Tamra Davis’ 88 minute documentary delves into Basquiat as an iconoclast. His dense, bebop-influenced neo-expressionist work emerged while minimalist, conceptual art was the fad; as a successful black artist, he was constantly confronted by racism and misconceptions. Much can be gleaned from insider interviews and archival footage, but it is Basquiat’s own words and work that powerfully convey the mystique and allure of both the artist and the man.
Scheduled for it’s World Premier at the Sundance Film Festival starting January 21st, 2010.
Visit at Sundance Film Festival’s’ official website here for more information on screening times. Or take a look at T Magazine’s report here on the film’s preview screening which took place earlier in December in Miami.
Video below shows a 1986 interview with Basquiat featuring Andy Warhol (From the final episode of State of the Art, a series of documentaries about the visual arts in the 1980s.)
“He was one of the people I was truly envious of...
but he was too fragile for this world.”
* Photograph courtesy of © Michael Halsband /
Jean Michel Basquiat was born on December 22, 1960 in Brooklyn, New York. The son of a Haitian father and Puerto Rican mother, Basquiat’s interest in art began in his childhood. His mother encouraged this interest by frequently taking him to the Brooklyn Museum and the Metropolitan Museum of Art. From this exposure, Basquiat grew to admire Cy Twombly, Franz Kline and Jean Dubuffet, while also developing an interest in cartoon and comic book drawings.
In high school, Basquiat met Al Diaz and together they began painting grafitti on the D train and IND line around lower Manhattan, which they signed with name SAMO (Same Old Shit.) Various sayings posted around the city included “SAMO as an end to mindwash religion, nowhere politics, and bogus philosophy,” and “SAMO saves idiots.” This created much popularity and talk, and generated interest in Basquiat’s work. In response, Basquiat began selling hand painted postcards and T-shirts.
"Basquiat" Boom in Style Collection Fashionlistic'SAMO'
* Photograph courtesy of © Michael Halsband /
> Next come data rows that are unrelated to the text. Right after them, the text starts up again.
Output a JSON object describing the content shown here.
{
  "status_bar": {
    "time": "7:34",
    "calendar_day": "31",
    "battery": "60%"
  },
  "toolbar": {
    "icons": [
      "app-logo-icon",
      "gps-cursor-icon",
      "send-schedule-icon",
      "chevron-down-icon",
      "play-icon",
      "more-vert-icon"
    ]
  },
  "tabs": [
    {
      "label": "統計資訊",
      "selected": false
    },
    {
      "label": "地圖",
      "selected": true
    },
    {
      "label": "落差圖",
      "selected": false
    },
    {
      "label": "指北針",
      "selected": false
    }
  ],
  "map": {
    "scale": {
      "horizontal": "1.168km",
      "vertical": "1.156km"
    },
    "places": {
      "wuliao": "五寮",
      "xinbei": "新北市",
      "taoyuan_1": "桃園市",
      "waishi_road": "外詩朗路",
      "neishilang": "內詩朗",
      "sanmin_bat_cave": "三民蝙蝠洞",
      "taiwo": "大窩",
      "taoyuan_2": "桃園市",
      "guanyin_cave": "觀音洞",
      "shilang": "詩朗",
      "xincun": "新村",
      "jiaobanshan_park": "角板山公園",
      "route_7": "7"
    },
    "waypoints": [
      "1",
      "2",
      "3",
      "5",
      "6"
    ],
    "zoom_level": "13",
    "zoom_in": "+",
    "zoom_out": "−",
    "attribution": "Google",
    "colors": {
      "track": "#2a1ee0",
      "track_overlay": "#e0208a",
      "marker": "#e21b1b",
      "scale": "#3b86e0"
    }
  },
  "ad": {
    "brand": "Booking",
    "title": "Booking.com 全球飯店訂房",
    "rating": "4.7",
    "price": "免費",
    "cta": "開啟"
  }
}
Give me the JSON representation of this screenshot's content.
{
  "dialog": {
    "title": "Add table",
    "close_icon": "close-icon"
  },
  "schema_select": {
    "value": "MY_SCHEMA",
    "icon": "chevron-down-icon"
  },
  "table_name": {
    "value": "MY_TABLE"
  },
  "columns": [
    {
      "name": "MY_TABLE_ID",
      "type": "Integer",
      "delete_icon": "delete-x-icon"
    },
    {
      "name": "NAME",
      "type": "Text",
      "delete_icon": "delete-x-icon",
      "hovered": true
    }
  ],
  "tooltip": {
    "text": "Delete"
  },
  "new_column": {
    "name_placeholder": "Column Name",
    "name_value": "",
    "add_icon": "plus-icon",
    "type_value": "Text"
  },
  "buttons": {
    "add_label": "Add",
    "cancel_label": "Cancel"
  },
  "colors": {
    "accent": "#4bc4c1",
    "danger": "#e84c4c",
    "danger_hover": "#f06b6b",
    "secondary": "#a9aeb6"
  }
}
René Ricard, who loved Basquiat’s colorful style and deeply textured work, published the first article on Basquiat in Artforum (1981), entitled “The Radiant Child.” This was complemented by Basquiat’s first public exhibition in a show sponsored by COLAB (Collaborative Projects Incorporated) that same year. Two years later, he was included in the 1983 Whitney Biennal Exhibition, and by the time he was 24 he had enjoyed 23 solo shows at galleries including the Larry Gagosian Gallery, Los Angeles and the Mary Boone Gallery, New York. Basquiat’s fame was cemented in February 1985, when he was featured on the cover of The New York Times Magazine, as a subject of Cathleen McGuigan’s article entitled "New Art, New Money: The Marketing of an American Artist."
Preferring to be considered a fine artist rather than graffiti artist, Basquiat surrounded himself with other contemporary artists, such as Francesco Clemente, Keith Haring and Andy Warhol. Despite his large success and popularity, Basquiat possessed a serious drug addiction. He died from a heroin overdose in 1988.
“Jean-Michel was a hero of mine when I was younger. His work made me want to be a painter. Tamra Davis filmed Basquiat throughout the 80's and interviewed him in 1986, at the height of his career, just two years before his death. The footage remained unseen for decades. Twenty years later, this is her film.”